“If we want to be known for anything, it’s camp,” offered Zachariah Baird, manager at Ethel’s Bar in Short North’s Garden Theater. Since he helped transform the bar from the Stage Left Lounge to Ethel’s, Baird has been working to establish a line-up of small performing acts suited to the space. For instance, Piano-A-Gogo will run on Fridays, with a live piano player and upright string bass. To tie in with the Garden Theater’s production of the play “Psycho Beach Party,” Baird developed a tiki menu to run through the play’s end, Feb. 1.

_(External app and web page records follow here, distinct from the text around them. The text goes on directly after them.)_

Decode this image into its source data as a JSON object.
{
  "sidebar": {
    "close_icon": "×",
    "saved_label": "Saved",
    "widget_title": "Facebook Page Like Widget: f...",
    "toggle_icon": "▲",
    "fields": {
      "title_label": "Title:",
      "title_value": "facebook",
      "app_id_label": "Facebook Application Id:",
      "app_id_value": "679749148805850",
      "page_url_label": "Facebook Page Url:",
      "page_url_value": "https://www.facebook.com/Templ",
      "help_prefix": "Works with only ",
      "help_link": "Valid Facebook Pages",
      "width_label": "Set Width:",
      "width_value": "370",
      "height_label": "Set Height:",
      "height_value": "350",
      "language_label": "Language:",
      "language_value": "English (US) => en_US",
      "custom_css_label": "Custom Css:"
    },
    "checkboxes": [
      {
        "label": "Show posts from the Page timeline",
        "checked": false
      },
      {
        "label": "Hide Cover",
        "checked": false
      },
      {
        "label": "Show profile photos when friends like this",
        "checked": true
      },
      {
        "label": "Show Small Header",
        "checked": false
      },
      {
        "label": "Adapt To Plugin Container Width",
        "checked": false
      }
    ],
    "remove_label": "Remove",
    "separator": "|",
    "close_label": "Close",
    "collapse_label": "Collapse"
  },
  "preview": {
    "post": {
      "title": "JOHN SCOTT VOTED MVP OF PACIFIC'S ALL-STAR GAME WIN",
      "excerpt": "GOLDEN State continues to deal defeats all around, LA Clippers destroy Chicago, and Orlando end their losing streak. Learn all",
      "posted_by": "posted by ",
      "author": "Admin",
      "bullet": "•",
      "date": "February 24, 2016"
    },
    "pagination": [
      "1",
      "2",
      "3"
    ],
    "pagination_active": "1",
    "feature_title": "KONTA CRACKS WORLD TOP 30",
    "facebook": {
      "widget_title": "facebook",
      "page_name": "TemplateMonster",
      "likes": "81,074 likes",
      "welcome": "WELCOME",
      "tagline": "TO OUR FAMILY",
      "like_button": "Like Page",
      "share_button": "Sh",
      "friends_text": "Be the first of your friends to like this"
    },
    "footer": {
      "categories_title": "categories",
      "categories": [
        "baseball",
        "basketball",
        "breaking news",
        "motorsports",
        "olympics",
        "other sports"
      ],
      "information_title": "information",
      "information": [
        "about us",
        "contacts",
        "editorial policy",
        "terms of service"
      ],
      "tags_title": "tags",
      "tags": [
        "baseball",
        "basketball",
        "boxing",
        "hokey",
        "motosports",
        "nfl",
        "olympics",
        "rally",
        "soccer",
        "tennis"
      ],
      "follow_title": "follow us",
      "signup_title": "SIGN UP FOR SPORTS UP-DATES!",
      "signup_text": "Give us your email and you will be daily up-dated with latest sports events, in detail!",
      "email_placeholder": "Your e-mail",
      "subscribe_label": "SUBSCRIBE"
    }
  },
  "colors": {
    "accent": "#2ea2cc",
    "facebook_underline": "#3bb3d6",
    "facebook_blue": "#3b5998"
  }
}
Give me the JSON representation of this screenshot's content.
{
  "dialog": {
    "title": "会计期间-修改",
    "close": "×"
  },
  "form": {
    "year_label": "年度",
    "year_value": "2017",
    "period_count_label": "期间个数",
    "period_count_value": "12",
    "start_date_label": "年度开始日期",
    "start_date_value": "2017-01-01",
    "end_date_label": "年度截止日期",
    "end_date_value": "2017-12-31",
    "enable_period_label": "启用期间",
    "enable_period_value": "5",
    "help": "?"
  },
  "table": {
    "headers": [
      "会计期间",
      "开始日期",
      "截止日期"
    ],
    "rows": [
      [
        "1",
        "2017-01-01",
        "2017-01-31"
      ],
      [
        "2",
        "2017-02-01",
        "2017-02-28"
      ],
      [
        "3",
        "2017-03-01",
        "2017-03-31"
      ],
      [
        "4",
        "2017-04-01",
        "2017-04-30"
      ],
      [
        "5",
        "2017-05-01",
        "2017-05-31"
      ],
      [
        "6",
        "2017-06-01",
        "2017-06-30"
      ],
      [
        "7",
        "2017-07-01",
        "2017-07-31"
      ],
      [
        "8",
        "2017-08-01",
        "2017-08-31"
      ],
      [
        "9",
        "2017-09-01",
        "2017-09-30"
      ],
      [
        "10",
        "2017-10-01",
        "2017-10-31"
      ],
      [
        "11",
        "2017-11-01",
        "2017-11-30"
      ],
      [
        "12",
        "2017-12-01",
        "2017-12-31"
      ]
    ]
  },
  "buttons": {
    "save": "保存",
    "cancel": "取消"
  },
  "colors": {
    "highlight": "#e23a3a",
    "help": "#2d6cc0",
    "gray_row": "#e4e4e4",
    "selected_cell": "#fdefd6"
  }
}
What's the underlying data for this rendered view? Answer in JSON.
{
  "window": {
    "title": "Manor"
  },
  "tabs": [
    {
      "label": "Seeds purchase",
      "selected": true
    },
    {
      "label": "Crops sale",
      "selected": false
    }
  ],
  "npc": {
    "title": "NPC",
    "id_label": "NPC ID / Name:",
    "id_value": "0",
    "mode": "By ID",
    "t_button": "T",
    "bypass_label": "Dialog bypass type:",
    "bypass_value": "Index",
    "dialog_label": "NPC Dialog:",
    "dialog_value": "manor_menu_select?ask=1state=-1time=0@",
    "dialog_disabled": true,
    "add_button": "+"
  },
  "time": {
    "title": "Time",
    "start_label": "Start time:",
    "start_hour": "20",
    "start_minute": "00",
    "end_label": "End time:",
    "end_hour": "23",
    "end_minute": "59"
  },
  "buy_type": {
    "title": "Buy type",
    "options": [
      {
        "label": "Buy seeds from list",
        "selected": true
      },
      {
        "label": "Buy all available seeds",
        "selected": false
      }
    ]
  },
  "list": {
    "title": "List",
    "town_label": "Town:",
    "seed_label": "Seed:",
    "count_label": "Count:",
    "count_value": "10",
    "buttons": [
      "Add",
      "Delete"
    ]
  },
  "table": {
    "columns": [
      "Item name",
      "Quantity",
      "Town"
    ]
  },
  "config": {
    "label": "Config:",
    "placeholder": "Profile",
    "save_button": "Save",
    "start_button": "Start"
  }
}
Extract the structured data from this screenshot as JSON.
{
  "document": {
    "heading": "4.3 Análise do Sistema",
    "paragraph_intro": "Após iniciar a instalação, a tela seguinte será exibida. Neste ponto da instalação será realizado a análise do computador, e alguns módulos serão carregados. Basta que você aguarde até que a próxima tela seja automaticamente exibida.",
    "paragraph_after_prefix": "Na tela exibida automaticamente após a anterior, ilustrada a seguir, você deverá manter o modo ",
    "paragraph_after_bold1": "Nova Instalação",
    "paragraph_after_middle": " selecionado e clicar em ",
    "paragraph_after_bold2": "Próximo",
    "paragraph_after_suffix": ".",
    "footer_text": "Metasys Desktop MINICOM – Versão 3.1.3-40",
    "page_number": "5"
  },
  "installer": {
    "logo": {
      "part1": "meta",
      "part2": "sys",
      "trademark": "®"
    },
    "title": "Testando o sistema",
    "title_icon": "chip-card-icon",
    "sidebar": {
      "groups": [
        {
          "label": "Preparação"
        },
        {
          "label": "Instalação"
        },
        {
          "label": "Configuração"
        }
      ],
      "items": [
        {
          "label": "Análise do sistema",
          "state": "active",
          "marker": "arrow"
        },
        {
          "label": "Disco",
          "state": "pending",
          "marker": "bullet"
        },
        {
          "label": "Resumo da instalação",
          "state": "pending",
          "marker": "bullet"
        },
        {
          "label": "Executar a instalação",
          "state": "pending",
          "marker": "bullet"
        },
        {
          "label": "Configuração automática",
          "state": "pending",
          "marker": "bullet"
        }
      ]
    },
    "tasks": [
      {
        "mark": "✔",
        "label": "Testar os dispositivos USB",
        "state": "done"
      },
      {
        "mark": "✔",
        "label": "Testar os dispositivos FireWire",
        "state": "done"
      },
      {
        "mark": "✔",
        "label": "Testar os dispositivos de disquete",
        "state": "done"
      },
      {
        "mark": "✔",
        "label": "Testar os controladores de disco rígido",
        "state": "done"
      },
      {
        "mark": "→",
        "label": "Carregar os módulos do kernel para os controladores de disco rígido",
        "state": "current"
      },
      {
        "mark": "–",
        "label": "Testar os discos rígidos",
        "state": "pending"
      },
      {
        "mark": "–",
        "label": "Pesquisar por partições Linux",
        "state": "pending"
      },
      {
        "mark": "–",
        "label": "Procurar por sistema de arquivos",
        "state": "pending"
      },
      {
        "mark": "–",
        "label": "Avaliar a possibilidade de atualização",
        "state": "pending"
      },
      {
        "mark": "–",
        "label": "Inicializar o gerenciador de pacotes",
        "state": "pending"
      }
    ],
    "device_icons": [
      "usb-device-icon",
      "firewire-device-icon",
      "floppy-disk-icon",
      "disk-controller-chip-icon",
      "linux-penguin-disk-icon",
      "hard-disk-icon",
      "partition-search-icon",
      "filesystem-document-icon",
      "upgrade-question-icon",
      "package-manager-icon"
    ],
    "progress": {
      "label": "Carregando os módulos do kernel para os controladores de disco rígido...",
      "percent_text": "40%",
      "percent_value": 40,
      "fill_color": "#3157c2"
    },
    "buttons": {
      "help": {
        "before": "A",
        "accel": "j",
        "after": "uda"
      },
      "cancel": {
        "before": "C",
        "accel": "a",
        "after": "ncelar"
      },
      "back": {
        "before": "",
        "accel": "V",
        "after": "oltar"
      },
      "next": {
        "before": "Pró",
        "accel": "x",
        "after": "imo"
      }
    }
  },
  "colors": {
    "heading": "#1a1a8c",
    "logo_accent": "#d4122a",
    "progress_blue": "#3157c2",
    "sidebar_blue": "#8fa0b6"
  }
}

This isn’t to say entertainment will dominate the cozy, brick-walled space. Baird is incorporating performances like the live piano act (“Think like Sam from ‘Casablanca,’” he said) and silent movies projected on the walls. “But the goal is more ambient music,” he explained. “The customers will always be the center of attention.”
The goal is entertainment that serves more as a backdrop to enjoying a drink and good conversation.
The bar has been reformed to be part saloon, part apothecary. The cocktail menu rotates on a monthly basis. Currently the menu hearkens back to early film and theatre. La Lumiere, named after the Lumiere brothers — the first modern filmmakers — features Tanqueray, St. Germain, chartreuse, lime and orange bitters. Other hits like the Sparkling Ginger Bourbon (bourbon, ginger syrup, Pellegrino) and the Dirty Mike (bourbon, honey, lemon, lavender bitters) are all appropriate for sipping at the bar, whether you’re there for a show or not.
Everything’s done with a sense of fun. The tiki menu features names like the Sandy Bikini and Beach Bum. Instead of Ladies’ Night, Baird jokes about hosting “Suffragette Night.”
“We think of ourselves as more anthropologists of alcohol, rather than mixologists,” Baird says. “We’re somewhere between Mouton and Oddfellows.”
The transition to Ethel’s gives the bar more character, and highlights the life of Ethel Miles. Miles was hired as the original organist for the Garden Theater when it began showing silent movies in the 1910s (there’s an organ in the bar, in homage to her). She eventually purchased the theater in 1927 and ran it until her death in 1968. She constructed the signature Garden sign out front, and she also built the Newport Music Hall and the Drexel Theater, Baird said. Drinking at Ethel’s, then, is a nod to her work bringing popular culture like movies, concerts and theater to Columbus.
A final benefit to drinking at Ethel’s: All profits support the reconstruction of the theater and budgets for performance art programing.
Photo by Meghan Ralston
Ethel's at Garden Theater
1187 N. High St., Short North